More than 200 miles above the earth, hurtling at 17,500 mph, a privately owned cargo capsule is preparing to deliver groceries to the International Space Station.
Assuming all goes well today and tomorrow, the docking of SpaceX’s Dragon could help restore what America lost when the last space shuttle flight ended in July: a door into outer space.
Since then, the United States has depended on other countries to resupply the orbiting laboratory. America now depends on Russia, of all countries, to carry U.S. astronauts into orbit. That may not be a national humiliation, but it’s also no tribute to the staying power of a country that was sending its citizens to the moon 40 years ago.
SpaceX, which launched this week’s trial mission, has gotten the jump on other private space ventures. If the California-based company delivers the goods Friday, it will win a $1.6 billion NASA contract to lug cargo to the space station over the next five years.
SpaceX would then become the first commercial enterprise with an independent grip on space flight. The company hopes to be launching humans into orbit in a few years.
Competitors are not far behind. Several – including Blue Origin of Kent – are also aiming to send astronauts into space. Paul Allen is helping fund a slew of ideas, including asteroid mining and an immense aircraft from which rockets could be launched.
This doesn’t exactly augur the privatization of outer space. The proliferation of these ventures might be described as a gold rush without the gold. Or maybe a rush for gold buried by the government.
The $1.6 billion behind that cargo contract is public money.
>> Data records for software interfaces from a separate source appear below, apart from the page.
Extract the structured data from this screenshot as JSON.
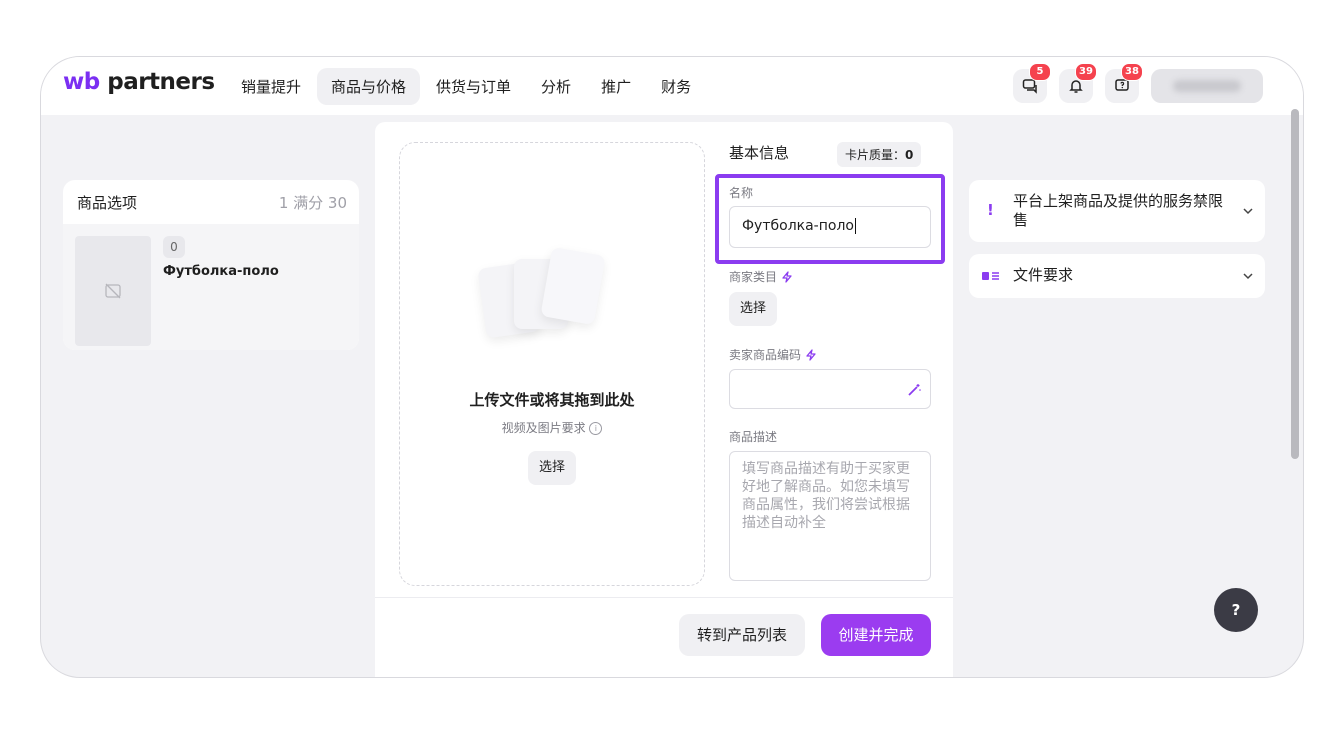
{
  "header": {
    "logo_wb": "wb",
    "logo_partners": "partners",
    "nav": [
      "销量提升",
      "商品与价格",
      "供货与订单",
      "分析",
      "推广",
      "财务"
    ],
    "active_nav": "商品与价格",
    "badges": {
      "chat": "5",
      "notifications": "39",
      "support": "38"
    }
  },
  "left": {
    "title": "商品选项",
    "count": "1 满分 30",
    "variant_badge": "0",
    "variant_name": "Футболка-поло"
  },
  "upload": {
    "title": "上传文件或将其拖到此处",
    "subtitle": "视频及图片要求",
    "select_label": "选择"
  },
  "form": {
    "title": "基本信息",
    "quality_label": "卡片质量：",
    "quality_value": "0",
    "name_label": "名称",
    "name_value": "Футболка-поло",
    "category_label": "商家类目",
    "category_button": "选择",
    "sku_label": "卖家商品编码",
    "sku_value": "",
    "description_label": "商品描述",
    "description_placeholder": "填写商品描述有助于买家更好地了解商品。如您未填写商品属性，我们将尝试根据描述自动补全"
  },
  "footer": {
    "secondary_button": "转到产品列表",
    "primary_button": "创建并完成"
  },
  "right": {
    "restrictions_title": "平台上架商品及提供的服务禁限售",
    "restrictions_icon": "!",
    "file_requirements_title": "文件要求"
  },
  "help_label": "?",
  "colors": {
    "accent": "#9b3cf0",
    "highlight_border": "#8b3cf0",
    "badge": "#f5424e"
  }
}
The space station itself is the creation of the governments of the United States, Russia, Europe, Japan and Canada. Its chief purpose is basic scientific research, not the kind of thing that turns a quick profit.
U.S. presidents and some congressional leaders talk about returning to the moon and ultimately sending astronauts to Mars, but there won’t be any initial public offerings on those enterprises, either.
Some forms of exploration carry risks too great and rewards too distant to attract private capital. That doesn’t mean they shouldn’t be undertaken: Ask Ferdinand and Isabella.
By handing off orbital launches to private companies, NASA hopes to focus more exclusively on deep-space missions. With any luck, private competition will lead to cheaper and more efficient paths to orbit, freeing up money for other priorities.
At a minimum, private space-faring companies promise to maintain engineering teams, astronauts-in-training, specialized technicians and other human infrastructure that might otherwise have vanished after the shuttles became museum pieces. America will remember how to get into space and come back.